Social media is possibly the hardest topic on this list to write about because there will be exceptions to what I have to say, and cultivated properly, social media can do quite a bit to spread the word about a book. Once something goes viral an author may well have it made.
While there is much to commend about building up a presence on social media, and it can work over time, I’ve spoken with plenty of experienced publishers and marketing experts who caution authors about the danger of giving up on traditional marketing tools in favor of, as one put it, sitting at their computers all day to do online networking.
Don’t get me wrong, it can be incredibly powerful, especially when someone can read something you’ve written or a video you’ve made and click through to a sample of your book and then a sales page.
However, many times social media may only result in more blog views, followers, and interest rather than actual book sales. Online tools may still only make a weak connection with readers.
You can take Seth Godin’s discussion of faux followers vs. viral growth as a great example of this. Someone could spend a lot of time amassing followers on Twitter or friends on Facebook, but how many of these connections will actually become invested in your book, buy it, read it, and tell their friends about it? Godin suggests, “A slightly better idea defeats a much bigger but disconnected user base every time,” but we’re getting ahead of ourselves.
In order for book sales and referrals to happen, you certainly need to use social media and to become a contributing member of the community.
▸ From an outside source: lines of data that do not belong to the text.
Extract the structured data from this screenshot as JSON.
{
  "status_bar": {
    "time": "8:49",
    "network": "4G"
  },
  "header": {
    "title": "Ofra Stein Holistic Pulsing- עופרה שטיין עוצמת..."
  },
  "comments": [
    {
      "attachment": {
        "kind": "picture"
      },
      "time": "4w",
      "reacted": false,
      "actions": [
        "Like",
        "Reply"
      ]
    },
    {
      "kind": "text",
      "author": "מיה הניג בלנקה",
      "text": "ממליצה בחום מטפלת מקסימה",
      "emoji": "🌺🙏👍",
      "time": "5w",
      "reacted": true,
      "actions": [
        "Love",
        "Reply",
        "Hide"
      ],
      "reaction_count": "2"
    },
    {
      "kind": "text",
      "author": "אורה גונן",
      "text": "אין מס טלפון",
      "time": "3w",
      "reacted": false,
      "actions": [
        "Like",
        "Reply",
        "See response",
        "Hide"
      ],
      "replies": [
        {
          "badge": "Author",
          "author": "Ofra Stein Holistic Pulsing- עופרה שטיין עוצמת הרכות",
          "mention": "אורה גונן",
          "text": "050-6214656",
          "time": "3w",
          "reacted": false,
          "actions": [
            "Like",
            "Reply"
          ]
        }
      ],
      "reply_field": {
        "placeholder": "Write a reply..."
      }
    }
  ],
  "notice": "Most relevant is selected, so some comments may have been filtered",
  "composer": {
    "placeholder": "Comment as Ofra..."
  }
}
However, for people to actually buy your book there needs to be a bit more going on than a weak social media connection. While social media is essential, it’s not powerful enough on its own to help authors put books into the hands of readers.
The rest of this series:
Online Social Media
A Web Site
Two Thing That Do
A well-written book that is targeted to a specific but wide audience.
A Trusted Name with an Extensive Platform